Because I was unable to dump the users table (as it failed and crashed MySQL at a specific row every time) it seemed at this stage that the data was corrupted and I was stuck/screwed.

I then tried to run a SELECT on the users table WHERE id < [the row where it crashed]. That ran successfully, I also tried to see if I could select data after the corrupted row but was unsuccessful.

I then first decided to see if a fsck repair run would do any good, so I ran that from an Ubuntu live USB on the drive where Zammad lives.

It didn’t fix my problem, but I then noticed that I could actually select rows after the corrupted row. I ended up fiddling and testing and eventually could run SELECT * FROM users WHERE id < 19212 OR id > 19259.

Any users between id 19212 and 19259 would crash the MySQL server. I then dumped the table using the --where flag and the above values.
After that I restored the dump and the users table was now not corrupted anymore.

My Zammad was back to working condition after all this. So all in all, I lost 47’ish users of almost 24 000, I can live with that!

1 Like

I have to suggest you to use PostgreSQL database engine which is robust and fault resistant.

Personally, before switching to postgresql (which is technically a complex process), I’d suggest to get an UPS to reduce dangers of power losses. At least as long as the fault was not on someone pulling a plug.

I would definitely do that with any new installation, but stuck with MySQL now.
Don’t think it’s worth the time and effort to get it moved to Postgres, unless there’s some simple way of migrating…

There is a UPS connected, power went off during the night and UPS only lasts about 10 minutes.
Would need to get the UPS to trigger shutdown, but have not figured that out with the UPS multiple PC setup we have…

Oh very unlucky, sorry to hear :frowning:

I don’t know how zammad adress the multi-backend (postgresql, mysql, etc.) and cannot say anything about the migration on this context. However for mysql to postgresql migration it’s usualy straightforward as MySQL is a simple engine with well-known workaround situations adressed correctly by PostgreSQL.

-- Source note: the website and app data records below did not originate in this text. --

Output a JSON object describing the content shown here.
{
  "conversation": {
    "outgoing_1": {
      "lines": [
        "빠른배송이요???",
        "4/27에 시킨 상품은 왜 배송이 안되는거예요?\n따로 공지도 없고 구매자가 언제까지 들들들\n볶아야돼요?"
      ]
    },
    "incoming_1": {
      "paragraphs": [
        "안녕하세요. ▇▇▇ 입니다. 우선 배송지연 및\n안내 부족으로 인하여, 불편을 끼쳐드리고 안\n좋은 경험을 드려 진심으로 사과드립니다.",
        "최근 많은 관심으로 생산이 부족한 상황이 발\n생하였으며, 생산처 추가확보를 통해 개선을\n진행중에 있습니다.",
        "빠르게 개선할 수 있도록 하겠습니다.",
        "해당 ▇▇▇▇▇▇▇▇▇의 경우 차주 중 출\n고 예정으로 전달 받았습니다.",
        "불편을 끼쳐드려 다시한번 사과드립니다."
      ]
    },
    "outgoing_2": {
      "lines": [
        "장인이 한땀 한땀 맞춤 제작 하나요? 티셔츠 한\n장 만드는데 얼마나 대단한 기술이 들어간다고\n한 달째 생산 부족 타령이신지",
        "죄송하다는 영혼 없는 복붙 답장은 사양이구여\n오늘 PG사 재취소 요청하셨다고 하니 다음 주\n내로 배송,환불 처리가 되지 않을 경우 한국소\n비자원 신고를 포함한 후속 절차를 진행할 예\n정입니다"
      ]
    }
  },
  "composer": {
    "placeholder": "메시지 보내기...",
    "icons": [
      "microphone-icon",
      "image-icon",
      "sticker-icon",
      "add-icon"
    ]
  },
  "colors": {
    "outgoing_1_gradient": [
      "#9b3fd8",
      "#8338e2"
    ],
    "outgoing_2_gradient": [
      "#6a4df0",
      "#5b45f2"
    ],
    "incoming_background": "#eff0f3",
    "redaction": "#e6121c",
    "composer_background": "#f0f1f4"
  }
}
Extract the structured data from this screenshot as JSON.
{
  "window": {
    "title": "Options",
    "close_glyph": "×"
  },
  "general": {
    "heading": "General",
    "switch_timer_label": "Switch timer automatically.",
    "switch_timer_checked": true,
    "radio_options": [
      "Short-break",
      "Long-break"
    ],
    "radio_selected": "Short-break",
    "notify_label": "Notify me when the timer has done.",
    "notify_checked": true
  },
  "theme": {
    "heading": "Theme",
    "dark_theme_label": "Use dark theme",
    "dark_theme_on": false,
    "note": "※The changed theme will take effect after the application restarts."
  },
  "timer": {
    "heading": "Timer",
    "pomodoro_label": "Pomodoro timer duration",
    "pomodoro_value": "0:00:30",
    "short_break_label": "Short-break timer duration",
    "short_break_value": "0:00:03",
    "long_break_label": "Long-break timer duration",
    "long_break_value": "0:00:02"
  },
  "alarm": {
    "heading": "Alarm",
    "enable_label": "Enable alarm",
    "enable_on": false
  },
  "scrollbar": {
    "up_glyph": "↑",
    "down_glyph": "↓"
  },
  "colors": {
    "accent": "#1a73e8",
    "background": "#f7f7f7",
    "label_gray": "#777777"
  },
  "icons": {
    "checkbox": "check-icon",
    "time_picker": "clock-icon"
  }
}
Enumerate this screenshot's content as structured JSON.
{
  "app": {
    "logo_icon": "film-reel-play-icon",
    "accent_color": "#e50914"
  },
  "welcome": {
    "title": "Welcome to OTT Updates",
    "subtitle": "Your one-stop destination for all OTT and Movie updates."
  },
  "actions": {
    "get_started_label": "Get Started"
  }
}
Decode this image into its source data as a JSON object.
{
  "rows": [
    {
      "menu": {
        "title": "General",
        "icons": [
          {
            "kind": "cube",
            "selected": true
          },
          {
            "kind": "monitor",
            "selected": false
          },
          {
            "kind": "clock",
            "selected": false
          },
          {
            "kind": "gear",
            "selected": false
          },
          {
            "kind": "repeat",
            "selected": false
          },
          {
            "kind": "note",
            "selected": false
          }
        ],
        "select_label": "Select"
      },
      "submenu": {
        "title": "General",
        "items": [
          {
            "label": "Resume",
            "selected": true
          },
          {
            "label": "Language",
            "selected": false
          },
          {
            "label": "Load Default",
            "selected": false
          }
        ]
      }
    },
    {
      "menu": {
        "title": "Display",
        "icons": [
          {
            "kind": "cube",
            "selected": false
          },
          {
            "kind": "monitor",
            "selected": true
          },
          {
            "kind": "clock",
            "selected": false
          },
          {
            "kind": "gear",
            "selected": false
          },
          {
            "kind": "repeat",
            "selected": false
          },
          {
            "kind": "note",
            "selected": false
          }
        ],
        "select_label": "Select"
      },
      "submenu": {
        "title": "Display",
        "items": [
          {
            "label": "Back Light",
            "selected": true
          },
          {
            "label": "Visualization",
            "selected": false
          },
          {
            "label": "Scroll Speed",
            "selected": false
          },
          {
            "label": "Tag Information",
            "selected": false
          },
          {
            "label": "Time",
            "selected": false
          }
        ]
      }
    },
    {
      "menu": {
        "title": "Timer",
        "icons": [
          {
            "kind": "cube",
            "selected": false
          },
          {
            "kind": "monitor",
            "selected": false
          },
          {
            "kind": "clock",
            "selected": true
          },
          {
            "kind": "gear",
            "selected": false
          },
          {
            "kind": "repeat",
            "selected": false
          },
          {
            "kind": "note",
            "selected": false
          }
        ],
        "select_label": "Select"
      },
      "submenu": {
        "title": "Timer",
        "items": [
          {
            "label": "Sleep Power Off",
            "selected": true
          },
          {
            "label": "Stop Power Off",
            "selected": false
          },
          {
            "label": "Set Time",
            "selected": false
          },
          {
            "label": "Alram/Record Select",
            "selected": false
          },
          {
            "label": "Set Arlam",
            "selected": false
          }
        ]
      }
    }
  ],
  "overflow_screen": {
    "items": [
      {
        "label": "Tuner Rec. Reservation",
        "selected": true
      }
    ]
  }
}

pgloader can be used for example:

An extract which outline how simple it can be:

pgloader mysql://root:$MYSQL_ROOT_PASSWORD@172.17.0.2/backup \
               pgsql://postgres:$POSTGRES_PASSWORD@172.17.0.3/backup

There are records of rails migrations in this context, with a simple rails db:migrate at the end …